By Associate Editor Bruce Dixon, Black Commentator, 7 February 2006. The cohort of black business people and politicians who pass for African American leadership is at an impasse, and so is the rest of black America. Our leaders have failed to produce economic development models for inner cities and poor black enclaves that benefit the people who live there now.
Black Caucus Caves to Corporate Power: Two-thirds vote against Black interest
By Bruce Dixon, Editor, The Black Commentator, 15 June 2006. The independence of black American leadership is under assault by a tsunami of cash. Unprecedented levels of corporate underwriting are subverting black civic organizations. Tens of millions in faith-based federal grants have been deployed to suborn black clergy. Rivers of charitable and campaign contributions have been invested in subduing or silencing the voices of African America elected officials.
Where Will Blacks Find Justice? The Civil Rights Movement is Dead and So is the Democratic Party
By Roland Sheppard, Atlantic Free Press, 21 December 2006. By 1968 legal segregation, Jim Crow, was destroyed, but King and Malcolm X knew there was a deeper and more challenging economic issue. The Democratic Party started laying dollars on any potential Black leaders and grooming Black Candidates, who ended betraying hope and support for Black politicians replaced the the struggle for economic change. The kind of coalition envisioned by King is needed today. In order to survive, we must begin the begin.
Powell, Rice and Obama: Putting Black Faces on Imperial Aggression
By Glen Ford, Counterpunch, 16 February 2007. Sen. Emil Jones and the larger political current he represents would utterly gut Black politics of all substance; it is based on the assumption that African American aspirations are limited to a simple desire to see Black faces on display in high places. Would Barack Obama be a worse international criminal than Hillary Clinton? My guess is, they'd function identically as stewards of empire.
Living for change: the Jena 6 and Black leadership
By Stephen Ward, The Michigan Citizen, 7–13 October 2007. Many people view the September 20 march in Jena as a re-kindling of the spirit of the civil rights movement. The aim of today's struggles should not and cannot be to reproduce the protests of the civil rights era. Statements from young people during the Jena 6 march that they were changed through this protest highlight the central importance of transformation in black leadership.
The Black Church and the Hollowing Out of Black Politics: African America—Black Misleadership Class

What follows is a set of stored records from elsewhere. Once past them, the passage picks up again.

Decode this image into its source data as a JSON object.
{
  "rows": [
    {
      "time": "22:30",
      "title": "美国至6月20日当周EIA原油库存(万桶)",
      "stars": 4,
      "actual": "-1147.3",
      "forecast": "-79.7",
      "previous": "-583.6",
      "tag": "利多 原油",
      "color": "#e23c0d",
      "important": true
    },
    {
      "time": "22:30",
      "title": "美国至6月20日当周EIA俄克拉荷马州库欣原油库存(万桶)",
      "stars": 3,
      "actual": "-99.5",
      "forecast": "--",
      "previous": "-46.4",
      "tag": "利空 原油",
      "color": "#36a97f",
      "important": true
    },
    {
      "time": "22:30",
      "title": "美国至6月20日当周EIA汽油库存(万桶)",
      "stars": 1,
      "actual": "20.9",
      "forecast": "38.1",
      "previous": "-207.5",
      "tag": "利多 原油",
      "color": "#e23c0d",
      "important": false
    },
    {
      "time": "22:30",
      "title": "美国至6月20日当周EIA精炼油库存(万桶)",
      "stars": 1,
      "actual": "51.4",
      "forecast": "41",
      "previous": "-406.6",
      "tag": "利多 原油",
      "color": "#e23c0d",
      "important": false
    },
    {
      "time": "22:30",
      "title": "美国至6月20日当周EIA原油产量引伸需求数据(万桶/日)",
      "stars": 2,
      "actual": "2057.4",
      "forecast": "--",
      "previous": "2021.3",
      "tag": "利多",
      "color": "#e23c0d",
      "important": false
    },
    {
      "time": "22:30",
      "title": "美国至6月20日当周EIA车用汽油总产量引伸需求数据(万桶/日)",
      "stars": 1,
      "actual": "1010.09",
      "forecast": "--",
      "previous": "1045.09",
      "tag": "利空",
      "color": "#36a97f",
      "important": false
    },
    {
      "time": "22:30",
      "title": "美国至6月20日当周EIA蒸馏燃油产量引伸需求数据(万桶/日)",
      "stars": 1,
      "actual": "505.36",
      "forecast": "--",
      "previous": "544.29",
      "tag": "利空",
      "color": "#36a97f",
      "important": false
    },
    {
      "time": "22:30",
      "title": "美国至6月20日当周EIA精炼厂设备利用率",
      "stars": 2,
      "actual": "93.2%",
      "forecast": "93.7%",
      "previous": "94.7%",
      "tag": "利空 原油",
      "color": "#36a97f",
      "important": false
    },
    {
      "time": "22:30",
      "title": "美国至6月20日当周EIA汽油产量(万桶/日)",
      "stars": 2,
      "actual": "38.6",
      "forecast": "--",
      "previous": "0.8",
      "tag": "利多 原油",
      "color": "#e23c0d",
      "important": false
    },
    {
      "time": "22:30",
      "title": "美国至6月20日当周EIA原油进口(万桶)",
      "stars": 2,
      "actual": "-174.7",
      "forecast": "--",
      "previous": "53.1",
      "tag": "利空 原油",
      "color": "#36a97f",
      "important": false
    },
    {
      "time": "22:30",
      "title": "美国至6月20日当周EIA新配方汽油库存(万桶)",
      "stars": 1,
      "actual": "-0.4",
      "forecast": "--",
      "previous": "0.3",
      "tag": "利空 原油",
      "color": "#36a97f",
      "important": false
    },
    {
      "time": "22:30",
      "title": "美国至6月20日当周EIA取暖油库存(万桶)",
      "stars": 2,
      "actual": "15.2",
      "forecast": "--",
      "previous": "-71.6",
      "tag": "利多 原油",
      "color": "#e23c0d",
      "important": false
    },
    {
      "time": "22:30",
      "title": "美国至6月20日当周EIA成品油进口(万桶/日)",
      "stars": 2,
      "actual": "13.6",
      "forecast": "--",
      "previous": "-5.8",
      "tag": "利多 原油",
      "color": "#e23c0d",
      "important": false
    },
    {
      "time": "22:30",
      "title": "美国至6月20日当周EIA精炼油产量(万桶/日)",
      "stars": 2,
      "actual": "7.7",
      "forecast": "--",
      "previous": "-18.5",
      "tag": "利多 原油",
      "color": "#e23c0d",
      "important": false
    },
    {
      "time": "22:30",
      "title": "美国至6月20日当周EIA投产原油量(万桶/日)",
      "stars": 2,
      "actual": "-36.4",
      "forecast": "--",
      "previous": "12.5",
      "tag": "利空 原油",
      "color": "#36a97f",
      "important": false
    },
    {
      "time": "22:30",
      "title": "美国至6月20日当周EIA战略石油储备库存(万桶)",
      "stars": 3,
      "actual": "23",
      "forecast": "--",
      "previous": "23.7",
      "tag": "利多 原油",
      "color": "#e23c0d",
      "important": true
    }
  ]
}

By BAR Managing Editor Bruce Dixon, Black Agenda Report, 16 January 2008. Much of what passes for Black leadership no longer represents African American political interests or opinion, having broken from their progressive mass moorings under the lure of corporate money and “faith-based” government bribes. Black politicians dance to the tunes of Big Business campaign contributors, while many Black preachers “ape the undemocratic and bigoted worst” of their white Christian counterparts.